Beneath our radiant Southern Cross,
We’ll toil with hearts and hands
To make this Commonwealth of ours
Renowned of all the lands.
For those who’ve come across the seas,
We’ve boundless plains to share.
With courage let us all combine
To advance Australia fair.
(Our National Anthem, Verse 2)
The nature of politics these past few years, especially that practiced by the two main parties, reminds one of a bitter marriage struggle – one destined for the courts. So consumed have ‘mum’ and ‘dad’ been by their anger, by their need for revenge, and by their need to win at all costs, they’ve forgotten the ‘children’.
This toxic process, and breakdown of civility, leaves little room for those who cannot compete. So the children get pushed aside as the bickering gets louder, as pettiness replaces depth, and as power and fear leave love and compassion in their wake.
This appears particularly pertinent in regard to those seeking asylum – especially children. Too often their voices are drowned-out by the self-centered tantrums and fear-mongering of our political parents.
Such leadership is disappointing because it undermines sensible and reasoned public discourse. We become wedged by emotive opposites: It’s left versus right, bleeding hearts v cold hearts, queue-jumpers versus the desperate, “stop the boats” v ”let them come”.
Beneath this canopy of emotion and fear, people tend to become more tribal than usual – more susceptible to propaganda as well. Thus, when we are told that our borders and lifestyle are threatened; our natural response is to build a wall to keep the ‘enemy’ out. Before we know it, we find ourselves living in a sort of gated community: one that covets security, prosperity and the status quo. And anyone who threatens this way of life, “this tribe of mine”, is either refused entry or banished.
There was a Lucky Country that enjoyed freedom and prosperity, and lived in luxury every day. At its doorstep arrived a fearful beggar; hungry and frightened after a long journey; covered with sores, and longing to eat what fell from the Lucky Country’s table. Even the dogs came and licked his sores.
The time came when the beggar died and the angels carried him to Abraham’s side. The Lucky Country also lost its life and was buried.
In its torment, it looked up and saw Abraham far away with the beggar by his side. The Lucky Country called out to Abraham, ‘Father, have pity on me and send the beggar to dip the tip of his finger in water and cool my tongue, because I am in agony in this torment.’

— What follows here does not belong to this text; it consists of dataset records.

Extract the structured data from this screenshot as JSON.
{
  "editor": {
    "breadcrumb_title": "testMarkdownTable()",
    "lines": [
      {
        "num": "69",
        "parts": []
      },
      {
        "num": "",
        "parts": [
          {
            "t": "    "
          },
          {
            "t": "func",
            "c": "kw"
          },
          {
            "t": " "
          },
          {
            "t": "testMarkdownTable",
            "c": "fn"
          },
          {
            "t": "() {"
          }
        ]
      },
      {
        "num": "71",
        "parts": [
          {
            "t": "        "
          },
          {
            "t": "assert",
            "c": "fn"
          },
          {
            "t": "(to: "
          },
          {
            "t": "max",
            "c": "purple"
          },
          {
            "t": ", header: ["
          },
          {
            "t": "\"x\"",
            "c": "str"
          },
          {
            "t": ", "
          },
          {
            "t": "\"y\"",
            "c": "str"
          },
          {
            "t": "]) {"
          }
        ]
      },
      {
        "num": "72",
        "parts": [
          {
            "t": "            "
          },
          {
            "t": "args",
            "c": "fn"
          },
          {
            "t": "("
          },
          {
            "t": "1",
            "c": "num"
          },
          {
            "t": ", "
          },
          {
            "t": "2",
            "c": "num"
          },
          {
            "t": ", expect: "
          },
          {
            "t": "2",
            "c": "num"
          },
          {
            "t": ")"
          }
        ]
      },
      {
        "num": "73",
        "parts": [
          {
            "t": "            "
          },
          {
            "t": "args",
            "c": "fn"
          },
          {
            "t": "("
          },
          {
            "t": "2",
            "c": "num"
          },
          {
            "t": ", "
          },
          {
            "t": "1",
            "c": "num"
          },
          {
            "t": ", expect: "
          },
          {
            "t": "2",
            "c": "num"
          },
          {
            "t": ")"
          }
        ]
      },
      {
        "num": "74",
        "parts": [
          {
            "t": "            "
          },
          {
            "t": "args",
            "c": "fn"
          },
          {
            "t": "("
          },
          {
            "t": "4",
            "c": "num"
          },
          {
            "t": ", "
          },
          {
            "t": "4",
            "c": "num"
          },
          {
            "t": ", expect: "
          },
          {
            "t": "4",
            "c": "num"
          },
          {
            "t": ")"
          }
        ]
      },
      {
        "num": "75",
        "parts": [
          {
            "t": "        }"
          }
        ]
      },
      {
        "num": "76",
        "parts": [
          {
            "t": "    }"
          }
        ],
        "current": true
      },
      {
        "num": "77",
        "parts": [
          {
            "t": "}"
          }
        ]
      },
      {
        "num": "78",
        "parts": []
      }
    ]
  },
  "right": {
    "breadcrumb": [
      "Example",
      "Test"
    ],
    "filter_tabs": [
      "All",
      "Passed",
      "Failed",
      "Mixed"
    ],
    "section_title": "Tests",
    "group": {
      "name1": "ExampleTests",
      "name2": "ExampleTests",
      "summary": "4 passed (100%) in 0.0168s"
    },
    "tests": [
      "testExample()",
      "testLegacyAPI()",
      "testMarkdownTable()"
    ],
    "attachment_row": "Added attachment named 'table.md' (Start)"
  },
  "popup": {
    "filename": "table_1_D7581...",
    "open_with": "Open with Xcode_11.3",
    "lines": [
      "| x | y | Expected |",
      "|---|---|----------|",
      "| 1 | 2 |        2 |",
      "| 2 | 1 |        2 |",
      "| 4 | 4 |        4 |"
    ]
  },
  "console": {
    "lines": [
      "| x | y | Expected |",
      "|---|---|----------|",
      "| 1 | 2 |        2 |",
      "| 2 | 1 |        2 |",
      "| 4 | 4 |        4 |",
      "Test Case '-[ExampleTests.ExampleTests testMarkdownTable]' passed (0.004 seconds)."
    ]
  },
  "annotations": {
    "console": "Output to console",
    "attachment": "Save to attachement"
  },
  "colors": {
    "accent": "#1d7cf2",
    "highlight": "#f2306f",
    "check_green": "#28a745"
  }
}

But Abraham replied, ‘Remember, in your lifetime you received many good things: freedom, prosperity, comfort; while this poor beggar received bad things: political oppression, poverty, abandonment. Now he is comforted here and you are in agony.
‘And besides all this, between us and you a great chasm has been set in place, so that those who want to go from here to you cannot, nor can anyone cross over from there to us.’
The Lucky Country answered, ‘Then I beg you, Abraham, send the beggar to my family, for I have 22 million brothers and sisters. Let him warn them, so that they will not also come to this place of torment.’
Abraham replied, ‘They hear the stories, they hear the cries, they even hear the Word; let them listen to these.’
‘No, father Abraham,’ said the Lucky Country, ‘but if someone from the dead goes to them, they will change their minds and hearts.’
Abraham said to the Lucky Country, ‘If they do not listen to all that is before them, they will not be convinced even if their Christ, who has Risen from the dead, speaks to them.’
(Adapted from Luke 16:19-31)
Of course, as a nation, we cannot simply say, “Everyone welcome, no matter what.” We do need an orderly migration process. We do have a moral responsibility to bankrupt the people-smuggling trade. We do need to make some tough calls. But we also need to ensure that the response to the ‘Lazaruses’ at our feet is not shaped by silly slogans and a kind of small-minded nationalism.
And, while some have tried, none of us is in a position to take the moral high ground either. This is too complex an issue to be hijacked by the self-righteous.
We are mostly a generous nation. We are mostly a fair nation. We are a Lucky nation. It behoves us, then, to reflect deeply, and humbly, about our obligations to the ‘beggars’ at our feet.
It prompts the question: Can I forgo a little personal comfort in order to comfort someone else?
Fr Peter Day is the Parish Priest, Corpus Christi, Archdiocese of Canberra and Goulburn.